Gretchen Gerrish

Commentator - Field Notes

Gretchen Gerrish works for UW-Madison's Trout Lake Station through the Center for Limnology. She studies how evolutionary and ecological processes interact to allow natural systems to deal with change over time.

Most of her work focuses on zooplankton, microscopic invertebrates that provide the food-web link between fish and algae.

Steve Gerrish

Making national headlines, the 17-year cicadas were making a ruckus throughout eastern parts of the US leaving me to wonder, why don’t we see cicada swarms in the Northwoods of Wisconsin?

Cicadas have a limited and mostly eastern distribution in the United States, reaching as far north as New York state, down to Louisiana and Georgia in the south and barely extending into Kansas and Oklahoma in the west. They hatch on 13- or 17-year cycles and specific cohorts, which are also known as broods, hatch in offset years.

Pixabay.com

I spent most of my life not knowing that porcupines could climb trees.
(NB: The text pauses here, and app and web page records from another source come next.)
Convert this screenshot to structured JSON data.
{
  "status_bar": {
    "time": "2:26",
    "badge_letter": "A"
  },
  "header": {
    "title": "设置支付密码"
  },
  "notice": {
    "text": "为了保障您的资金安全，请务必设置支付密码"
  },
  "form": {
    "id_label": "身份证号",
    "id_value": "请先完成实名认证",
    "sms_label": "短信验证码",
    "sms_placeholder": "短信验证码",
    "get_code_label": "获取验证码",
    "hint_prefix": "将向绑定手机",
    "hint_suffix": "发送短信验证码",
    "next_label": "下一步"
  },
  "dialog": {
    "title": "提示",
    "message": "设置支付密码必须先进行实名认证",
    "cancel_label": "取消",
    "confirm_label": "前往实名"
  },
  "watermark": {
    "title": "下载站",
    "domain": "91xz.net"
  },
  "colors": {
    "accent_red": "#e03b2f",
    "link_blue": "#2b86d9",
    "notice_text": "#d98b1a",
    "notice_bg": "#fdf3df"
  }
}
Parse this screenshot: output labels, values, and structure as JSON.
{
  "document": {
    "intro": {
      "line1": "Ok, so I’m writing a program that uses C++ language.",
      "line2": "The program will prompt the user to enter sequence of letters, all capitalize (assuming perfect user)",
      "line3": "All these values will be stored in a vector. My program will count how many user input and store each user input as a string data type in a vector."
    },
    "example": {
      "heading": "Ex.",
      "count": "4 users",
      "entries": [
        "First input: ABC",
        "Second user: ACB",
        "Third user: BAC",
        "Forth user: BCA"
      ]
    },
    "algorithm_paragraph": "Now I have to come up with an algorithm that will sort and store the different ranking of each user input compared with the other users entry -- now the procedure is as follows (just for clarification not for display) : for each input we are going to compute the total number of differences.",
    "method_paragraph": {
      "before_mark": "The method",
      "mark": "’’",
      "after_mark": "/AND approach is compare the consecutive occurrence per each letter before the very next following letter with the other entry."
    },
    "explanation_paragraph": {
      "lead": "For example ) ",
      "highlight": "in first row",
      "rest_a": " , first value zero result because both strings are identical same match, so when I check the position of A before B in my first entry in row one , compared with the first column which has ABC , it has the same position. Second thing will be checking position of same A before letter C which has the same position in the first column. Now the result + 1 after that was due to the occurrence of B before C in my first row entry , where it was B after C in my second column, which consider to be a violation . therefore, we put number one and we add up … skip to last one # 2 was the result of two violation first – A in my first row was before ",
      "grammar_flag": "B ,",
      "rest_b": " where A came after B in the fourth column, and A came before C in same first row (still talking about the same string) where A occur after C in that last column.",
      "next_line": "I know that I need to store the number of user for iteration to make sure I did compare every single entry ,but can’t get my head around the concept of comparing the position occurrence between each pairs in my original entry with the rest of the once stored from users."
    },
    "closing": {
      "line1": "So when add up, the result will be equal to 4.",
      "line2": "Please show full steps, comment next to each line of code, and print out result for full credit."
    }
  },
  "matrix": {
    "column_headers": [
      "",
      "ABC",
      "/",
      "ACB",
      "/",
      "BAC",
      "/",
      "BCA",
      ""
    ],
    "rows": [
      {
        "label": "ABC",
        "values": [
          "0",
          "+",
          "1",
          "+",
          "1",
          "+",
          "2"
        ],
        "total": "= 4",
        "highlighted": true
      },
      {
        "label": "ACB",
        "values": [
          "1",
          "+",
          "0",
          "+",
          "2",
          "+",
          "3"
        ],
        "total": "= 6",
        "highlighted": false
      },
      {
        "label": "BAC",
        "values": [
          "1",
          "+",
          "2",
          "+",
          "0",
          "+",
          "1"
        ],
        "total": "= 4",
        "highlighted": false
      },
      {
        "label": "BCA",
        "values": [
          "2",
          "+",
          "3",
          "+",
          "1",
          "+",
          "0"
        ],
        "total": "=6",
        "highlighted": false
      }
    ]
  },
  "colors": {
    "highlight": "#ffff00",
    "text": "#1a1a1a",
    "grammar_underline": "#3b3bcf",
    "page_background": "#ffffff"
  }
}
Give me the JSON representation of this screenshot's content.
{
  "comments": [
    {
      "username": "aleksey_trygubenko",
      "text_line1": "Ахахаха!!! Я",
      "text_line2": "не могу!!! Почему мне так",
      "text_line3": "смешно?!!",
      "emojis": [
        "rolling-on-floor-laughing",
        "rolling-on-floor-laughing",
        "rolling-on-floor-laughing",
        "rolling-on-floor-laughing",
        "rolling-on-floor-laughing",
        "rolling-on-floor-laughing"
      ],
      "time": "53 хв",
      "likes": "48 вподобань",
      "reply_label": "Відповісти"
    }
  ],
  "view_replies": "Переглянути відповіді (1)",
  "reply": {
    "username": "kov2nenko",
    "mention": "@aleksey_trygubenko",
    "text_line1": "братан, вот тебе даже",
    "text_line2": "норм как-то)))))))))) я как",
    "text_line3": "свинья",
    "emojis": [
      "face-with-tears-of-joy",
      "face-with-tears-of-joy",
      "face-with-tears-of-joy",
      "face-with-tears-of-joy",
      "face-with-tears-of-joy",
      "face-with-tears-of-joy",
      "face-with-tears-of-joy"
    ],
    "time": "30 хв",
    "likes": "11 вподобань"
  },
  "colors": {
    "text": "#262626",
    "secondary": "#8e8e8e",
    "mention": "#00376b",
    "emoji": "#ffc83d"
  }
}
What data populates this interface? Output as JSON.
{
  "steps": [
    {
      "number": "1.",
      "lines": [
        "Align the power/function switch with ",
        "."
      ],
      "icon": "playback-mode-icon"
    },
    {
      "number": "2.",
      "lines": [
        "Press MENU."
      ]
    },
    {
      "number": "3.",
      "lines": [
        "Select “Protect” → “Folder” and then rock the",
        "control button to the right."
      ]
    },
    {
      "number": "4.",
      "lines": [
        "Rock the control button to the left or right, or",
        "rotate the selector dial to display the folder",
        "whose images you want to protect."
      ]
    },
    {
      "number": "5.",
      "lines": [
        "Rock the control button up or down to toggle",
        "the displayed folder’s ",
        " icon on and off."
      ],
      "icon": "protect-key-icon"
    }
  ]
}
While I am a little embarrassed to admit this fact, I am also not sure I spent a ton of time in my younger years thinking about it. Now that I know, I have become obsessed with staring toward the tops of trees trying to find a bound-up ball of quills, nested in the highest branches.

Joe Giersch, USGS Northern Rocky Mountain Science Center

Walking from my truck into work last week, I noticed a frail looking insect flitting along the surface of the snow on the trail in front of me. On closer inspection, it was a stonefly. Stoneflies are small insects that live most of their lives in streams and rivers, emerging only to complete their reproductive life cycle. Like stone flies, many aquatic insects, including many flies, mosquitos, dragon flies and damselflies have a life cycle that is partly in water and partly above water. But, most of these species emerge and take flight in spring and early summer.

As air temperatures in fall fluctuate between freezing at night and sunny 70 degree days, many deeper lakes within the region experience a phenomenon known as turnover. Journeying into the science of fall turnover can lead you into a wide berth of topics including physics, chemistry, thermodynamics, and biology. While complex and varied across systems, fall turnover influences how we use and interact with our beloved regional lakes.

Image by umsiedlungen on pixabay.com

Have you ever seen a bee emerging from a hole in the ground in the spring? There are many ground nesting bee species in Wisconsin and for this month's Field Notes, Gretchen Gerrish tells us more.

Image by Jim Arnold

For this month’s Field Notes, Gretchen Gerrish of UW-Madison’s Trout Lake Station tells us of the life and death of leaves.

With wide eyes and anticipation, many stare to the skies on the night of December 24th to watch for the outline of a tiny sleigh and eight flying reindeer. But, how did Santa first come about?

turn off your computer and go outside/flickr

It’s the second Tuesday of the month, which is when we hear from our commentators in the field.

This week, Gretchen Gerrish of UW-Madison’s Trout Lake Station tells us about darkness as a resource.